Mukhi House exchanged hands several times after Partition, which came at the expense of the building’s integrity. Initially, it came into the possession of the Evacuee Trust Property Board and then the rangers occupied it, taking out several of its wooden foundation for firewood. Several years later, Mukhi House was turned into a government school called ‘Khadija Girls School’, and then used as a resettlement office for new immigrants following the 1971 war. During the 1980’s ethnic riots, it was almost burnt down completely, and had to be occupied by law enforcing agencies to save its structure from vandals and encroachers.
After many court settlements and lawsuits, the school was relocated, and conservation work began in 2009 by the Antiquities Department of Sindh. Mukhi Gobindram’s children gave the government their blessing to take over the property, only on the condition that it would be a museum for the public, and would not be used for any private purposes.
After permission was granted, the department set up a reunion of Mukhi family members to learn about the interior design of the house, as well as the lifestyle of its residences. The conservation program was held under the supervision of Dr. Kaleem Lashari and a team of Benazir Bhutto Youth Support Program members. They not only interviewed the family, but also looked through the archives and recreated the original artwork.
Architecturally, Mukhi Palace stands as a remarkable feat of its era’s most popular architectural styles. It is a two story building with four narrow but elegant entrance gates, which lead to a vast indoor space. There are several bedrooms, two courtyards, two spacious halls, and a library with a very rare collection of books on the city’s history. The architectural style is a wonderful combination of Renaissance structures with Art Deco and Art Nouveau motifs.
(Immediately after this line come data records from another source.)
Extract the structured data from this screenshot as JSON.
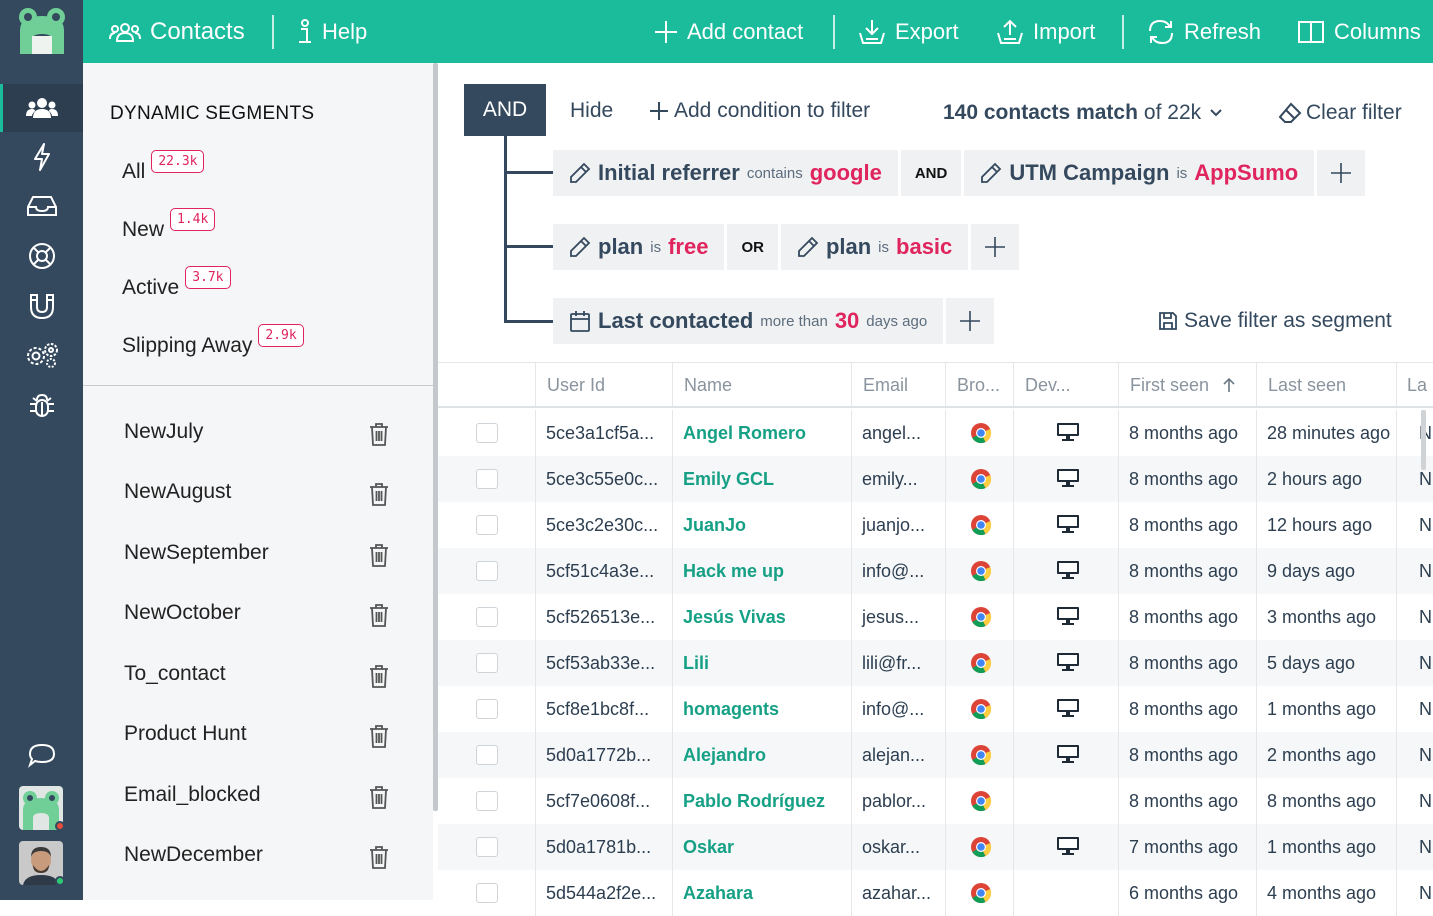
{
  "topbar": {
    "title": "Contacts",
    "help": "Help",
    "add_contact": "Add contact",
    "export": "Export",
    "import": "Import",
    "refresh": "Refresh",
    "columns": "Columns"
  },
  "rail": {
    "items": [
      "contacts-icon",
      "bolt-icon",
      "inbox-icon",
      "lifebuoy-icon",
      "magnet-icon",
      "settings-icon",
      "bug-icon"
    ],
    "active": "contacts-icon",
    "bottom": [
      "chat-icon",
      "workspace-avatar",
      "user-avatar"
    ]
  },
  "sidebar": {
    "dynamic_title": "DYNAMIC SEGMENTS",
    "dynamic": [
      {
        "label": "All",
        "count": "22.3k"
      },
      {
        "label": "New",
        "count": "1.4k"
      },
      {
        "label": "Active",
        "count": "3.7k"
      },
      {
        "label": "Slipping Away",
        "count": "2.9k"
      }
    ],
    "segments": [
      "NewJuly",
      "NewAugust",
      "NewSeptember",
      "NewOctober",
      "To_contact",
      "Product Hunt",
      "Email_blocked",
      "NewDecember"
    ]
  },
  "filter": {
    "root_operator": "AND",
    "hide": "Hide",
    "add_condition": "Add condition to filter",
    "match_count": "140 contacts match",
    "match_total": "of 22k",
    "clear": "Clear filter",
    "save": "Save filter as segment",
    "groups": [
      {
        "conjunction": "AND",
        "conditions": [
          {
            "field": "Initial referrer",
            "op": "contains",
            "value": "google"
          },
          {
            "field": "UTM Campaign",
            "op": "is",
            "value": "AppSumo"
          }
        ]
      },
      {
        "conjunction": "OR",
        "conditions": [
          {
            "field": "plan",
            "op": "is",
            "value": "free"
          },
          {
            "field": "plan",
            "op": "is",
            "value": "basic"
          }
        ]
      },
      {
        "conditions": [
          {
            "field": "Last contacted",
            "op": "more than",
            "value": "30",
            "suffix": "days ago"
          }
        ]
      }
    ]
  },
  "table": {
    "columns": [
      "User Id",
      "Name",
      "Email",
      "Bro...",
      "Dev...",
      "First seen",
      "Last seen",
      "La"
    ],
    "sort_column": "First seen",
    "rows": [
      {
        "user_id": "5ce3a1cf5a...",
        "name": "Angel Romero",
        "email": "angel...",
        "browser": "chrome",
        "device": "desktop",
        "first_seen": "8 months ago",
        "last_seen": "28 minutes ago",
        "last": "N"
      },
      {
        "user_id": "5ce3c55e0c...",
        "name": "Emily GCL",
        "email": "emily...",
        "browser": "chrome",
        "device": "desktop",
        "first_seen": "8 months ago",
        "last_seen": "2 hours ago",
        "last": "N"
      },
      {
        "user_id": "5ce3c2e30c...",
        "name": "JuanJo",
        "email": "juanjo...",
        "browser": "chrome",
        "device": "desktop",
        "first_seen": "8 months ago",
        "last_seen": "12 hours ago",
        "last": "N"
      },
      {
        "user_id": "5cf51c4a3e...",
        "name": "Hack me up",
        "email": "info@...",
        "browser": "chrome",
        "device": "desktop",
        "first_seen": "8 months ago",
        "last_seen": "9 days ago",
        "last": "N"
      },
      {
        "user_id": "5cf526513e...",
        "name": "Jesús Vivas",
        "email": "jesus...",
        "browser": "chrome",
        "device": "desktop",
        "first_seen": "8 months ago",
        "last_seen": "3 months ago",
        "last": "N"
      },
      {
        "user_id": "5cf53ab33e...",
        "name": "Lili",
        "email": "lili@fr...",
        "browser": "chrome",
        "device": "desktop",
        "first_seen": "8 months ago",
        "last_seen": "5 days ago",
        "last": "N"
      },
      {
        "user_id": "5cf8e1bc8f...",
        "name": "homagents",
        "email": "info@...",
        "browser": "chrome",
        "device": "desktop",
        "first_seen": "8 months ago",
        "last_seen": "1 months ago",
        "last": "N"
      },
      {
        "user_id": "5d0a1772b...",
        "name": "Alejandro",
        "email": "alejan...",
        "browser": "chrome",
        "device": "desktop",
        "first_seen": "8 months ago",
        "last_seen": "2 months ago",
        "last": "N"
      },
      {
        "user_id": "5cf7e0608f...",
        "name": "Pablo Rodríguez",
        "email": "pablor...",
        "browser": "chrome",
        "device": "",
        "first_seen": "8 months ago",
        "last_seen": "8 months ago",
        "last": "N"
      },
      {
        "user_id": "5d0a1781b...",
        "name": "Oskar",
        "email": "oskar...",
        "browser": "chrome",
        "device": "desktop",
        "first_seen": "7 months ago",
        "last_seen": "1 months ago",
        "last": "N"
      },
      {
        "user_id": "5d544a2f2e...",
        "name": "Azahara",
        "email": "azahar...",
        "browser": "chrome",
        "device": "",
        "first_seen": "6 months ago",
        "last_seen": "4 months ago",
        "last": "N"
      }
    ]
  },
  "colors": {
    "brand": "#1abc9c",
    "rail": "#34495e",
    "accent": "#e0245e",
    "link": "#16a085"
  }
}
The floor work is from Jodhpur, India, and the wooden doors and large windows are all made of Sheesham and Sagwam Wood. The geometric, fresco-like stonework was done by the Salawati community in Jaipur, and it is called ‘chitsali’. Additionally, the intricate glasswork and the printed walls further enhance the beauty and mystery of this place. One can imagine the lavish parties and important gatherings which took place here during the height of Hyderabad’s grandeur.
Though the palace stands out for its architecture, it was largely built in accordance with the traditional homes of Hyderabad at that time. Local furniture, rifles, pottery and photographs have been displayed on the ground floor of the museum. It is evident from the family photographs, that the Mukhi family and their home had all the elite utilities of the time.
Pictures on the wall also depict the grand and lavish lifestyle of the Mukhi Palace. As a prestigious family, the Mukhis were considered among the richest people in Hyderabad, who were active both socially and politically. Indian Prime Minister Jawaharlal Nehru was a family friend of the Mukhis, as shown by the photographs. But, this is also balanced by the warmth and intimacy found in family portraits. The focus of most of these pictures seems to be Dharam Mukhi, the beautiful daughter of Gobindarm Mukhi who is adorned with the best clothes and jewels of the time.
In January 2020, Mukhi House was officially declared a museum. Anyone who knows about the Hazrat Mohini District’s Central Library must be familiar with the location of Mukhi House, as the library stands just opposite to the main entrance of Mukhi House. Since the onset of the pandemic, Mukhi House has been closed to the public. But despite being closed, the museum is well organized and carefully looked after by its director and staff.
Mukhi House will remain open to those who are interested in the city’s history and key figures. Many locals of Hyderabad are not familiar with this remarkable, aesthetically pleasing and historically significant building. However, as more people learn about this remarkable place, they may be inclined to visit the historic city of Hyderabad and discover the hidden gems that tell the story of the city’s past.
Courtesy: Youlin Magazine (Posted on July 06, 2021)